=== Section Start ===

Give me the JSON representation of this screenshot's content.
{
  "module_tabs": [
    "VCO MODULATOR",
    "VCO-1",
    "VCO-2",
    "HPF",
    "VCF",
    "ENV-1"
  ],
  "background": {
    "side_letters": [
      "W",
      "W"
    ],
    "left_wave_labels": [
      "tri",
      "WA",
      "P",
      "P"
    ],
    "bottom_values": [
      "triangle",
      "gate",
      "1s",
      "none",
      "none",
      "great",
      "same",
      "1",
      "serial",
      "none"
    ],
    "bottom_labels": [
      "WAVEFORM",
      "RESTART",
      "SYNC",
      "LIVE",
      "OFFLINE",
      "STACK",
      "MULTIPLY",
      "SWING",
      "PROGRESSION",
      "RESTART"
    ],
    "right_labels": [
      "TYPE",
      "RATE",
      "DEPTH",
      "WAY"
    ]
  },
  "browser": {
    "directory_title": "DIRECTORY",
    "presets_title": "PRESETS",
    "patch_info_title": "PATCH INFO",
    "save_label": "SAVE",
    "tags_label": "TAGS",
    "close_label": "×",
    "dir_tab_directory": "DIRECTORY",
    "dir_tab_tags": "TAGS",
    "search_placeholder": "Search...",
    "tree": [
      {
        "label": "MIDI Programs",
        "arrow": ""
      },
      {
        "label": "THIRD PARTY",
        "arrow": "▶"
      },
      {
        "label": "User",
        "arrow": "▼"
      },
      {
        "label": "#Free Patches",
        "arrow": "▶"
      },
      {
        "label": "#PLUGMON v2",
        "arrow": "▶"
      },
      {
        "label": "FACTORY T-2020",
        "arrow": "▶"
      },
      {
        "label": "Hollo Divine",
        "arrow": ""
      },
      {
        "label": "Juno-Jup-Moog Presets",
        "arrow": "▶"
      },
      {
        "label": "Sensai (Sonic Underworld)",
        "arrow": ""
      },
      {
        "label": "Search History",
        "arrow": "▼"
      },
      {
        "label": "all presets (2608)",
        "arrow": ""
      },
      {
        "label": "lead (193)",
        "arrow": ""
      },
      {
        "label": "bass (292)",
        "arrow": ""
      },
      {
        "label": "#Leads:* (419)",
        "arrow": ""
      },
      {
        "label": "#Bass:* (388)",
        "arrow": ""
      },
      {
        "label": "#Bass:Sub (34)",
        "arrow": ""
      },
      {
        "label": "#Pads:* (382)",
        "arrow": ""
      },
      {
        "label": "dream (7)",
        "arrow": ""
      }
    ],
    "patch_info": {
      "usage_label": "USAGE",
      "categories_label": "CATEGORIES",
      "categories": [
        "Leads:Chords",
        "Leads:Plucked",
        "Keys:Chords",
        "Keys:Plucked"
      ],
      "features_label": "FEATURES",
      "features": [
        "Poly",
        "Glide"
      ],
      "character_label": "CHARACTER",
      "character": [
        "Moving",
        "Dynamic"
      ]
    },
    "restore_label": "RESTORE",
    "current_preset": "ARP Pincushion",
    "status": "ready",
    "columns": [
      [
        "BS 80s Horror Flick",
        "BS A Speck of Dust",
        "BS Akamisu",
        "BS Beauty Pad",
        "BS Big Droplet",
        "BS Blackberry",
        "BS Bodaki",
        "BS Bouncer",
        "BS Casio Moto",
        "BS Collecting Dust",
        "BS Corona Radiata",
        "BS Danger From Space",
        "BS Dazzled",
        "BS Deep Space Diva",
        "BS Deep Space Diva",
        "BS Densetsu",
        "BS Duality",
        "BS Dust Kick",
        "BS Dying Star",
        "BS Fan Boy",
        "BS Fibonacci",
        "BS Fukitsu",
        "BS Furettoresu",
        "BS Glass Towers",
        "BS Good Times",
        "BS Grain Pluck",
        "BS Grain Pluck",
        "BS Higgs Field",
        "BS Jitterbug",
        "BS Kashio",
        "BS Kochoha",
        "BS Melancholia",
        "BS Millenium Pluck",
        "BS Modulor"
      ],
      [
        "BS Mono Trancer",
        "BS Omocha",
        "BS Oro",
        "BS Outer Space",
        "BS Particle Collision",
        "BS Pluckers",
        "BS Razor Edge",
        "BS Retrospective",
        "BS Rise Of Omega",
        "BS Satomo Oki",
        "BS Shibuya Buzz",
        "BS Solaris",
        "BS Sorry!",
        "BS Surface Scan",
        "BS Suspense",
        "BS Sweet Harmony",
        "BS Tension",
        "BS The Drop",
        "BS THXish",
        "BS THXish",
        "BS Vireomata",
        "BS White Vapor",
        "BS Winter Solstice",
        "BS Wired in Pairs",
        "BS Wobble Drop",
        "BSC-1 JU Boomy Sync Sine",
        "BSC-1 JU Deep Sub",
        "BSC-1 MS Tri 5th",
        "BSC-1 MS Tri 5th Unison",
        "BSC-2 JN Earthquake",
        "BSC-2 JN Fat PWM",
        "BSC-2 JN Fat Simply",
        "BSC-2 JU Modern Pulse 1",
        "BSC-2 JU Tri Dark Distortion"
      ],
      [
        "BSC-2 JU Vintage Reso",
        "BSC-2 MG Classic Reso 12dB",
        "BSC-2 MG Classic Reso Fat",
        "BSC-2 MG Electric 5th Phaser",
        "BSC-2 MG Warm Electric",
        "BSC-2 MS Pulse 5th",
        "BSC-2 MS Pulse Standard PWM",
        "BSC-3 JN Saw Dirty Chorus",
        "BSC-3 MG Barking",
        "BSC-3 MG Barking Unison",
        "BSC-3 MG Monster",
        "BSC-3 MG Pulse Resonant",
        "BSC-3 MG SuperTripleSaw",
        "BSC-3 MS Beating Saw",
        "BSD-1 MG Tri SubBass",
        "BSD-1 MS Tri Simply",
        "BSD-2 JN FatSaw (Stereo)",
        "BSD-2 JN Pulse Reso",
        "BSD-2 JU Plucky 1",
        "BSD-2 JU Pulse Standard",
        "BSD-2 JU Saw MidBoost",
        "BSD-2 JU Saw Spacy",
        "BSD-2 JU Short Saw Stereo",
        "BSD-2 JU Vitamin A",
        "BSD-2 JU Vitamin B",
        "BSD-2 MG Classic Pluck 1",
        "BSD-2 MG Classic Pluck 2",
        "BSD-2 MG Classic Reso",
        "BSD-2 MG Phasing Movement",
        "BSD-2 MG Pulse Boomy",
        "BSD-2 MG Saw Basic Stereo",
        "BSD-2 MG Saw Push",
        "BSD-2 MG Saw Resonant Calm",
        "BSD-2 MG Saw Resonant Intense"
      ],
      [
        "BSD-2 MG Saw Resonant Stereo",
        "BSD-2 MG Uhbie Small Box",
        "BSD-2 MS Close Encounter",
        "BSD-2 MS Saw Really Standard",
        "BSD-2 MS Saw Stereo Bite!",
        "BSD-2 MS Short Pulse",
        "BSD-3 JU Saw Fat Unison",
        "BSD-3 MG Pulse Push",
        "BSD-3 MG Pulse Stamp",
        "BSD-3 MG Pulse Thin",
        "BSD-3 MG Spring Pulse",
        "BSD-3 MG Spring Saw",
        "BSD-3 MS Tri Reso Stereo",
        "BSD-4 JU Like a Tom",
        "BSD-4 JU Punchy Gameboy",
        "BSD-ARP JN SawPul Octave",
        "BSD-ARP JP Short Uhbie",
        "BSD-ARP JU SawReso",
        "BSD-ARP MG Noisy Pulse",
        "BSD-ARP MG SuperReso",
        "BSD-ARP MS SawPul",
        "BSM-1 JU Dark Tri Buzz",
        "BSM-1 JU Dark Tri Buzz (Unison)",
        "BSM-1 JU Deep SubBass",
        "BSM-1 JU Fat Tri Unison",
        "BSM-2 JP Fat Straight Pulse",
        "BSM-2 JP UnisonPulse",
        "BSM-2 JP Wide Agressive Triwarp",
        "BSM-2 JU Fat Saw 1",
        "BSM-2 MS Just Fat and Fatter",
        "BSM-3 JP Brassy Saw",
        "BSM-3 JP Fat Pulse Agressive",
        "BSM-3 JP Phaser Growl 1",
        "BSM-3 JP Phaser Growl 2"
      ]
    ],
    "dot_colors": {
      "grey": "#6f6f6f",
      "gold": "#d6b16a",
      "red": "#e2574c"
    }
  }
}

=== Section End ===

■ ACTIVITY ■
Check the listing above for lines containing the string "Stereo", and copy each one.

■ EXERCISE SOLUTION ■
        "BSD-2 JN FatSaw (Stereo)",
        "BSD-2 JU Short Saw Stereo",
        "BSD-2 MG Saw Basic Stereo",
        "BSD-2 MG Saw Resonant Stereo",
        "BSD-2 MS Saw Stereo Bite!",
        "BSD-3 MS Tri Reso Stereo",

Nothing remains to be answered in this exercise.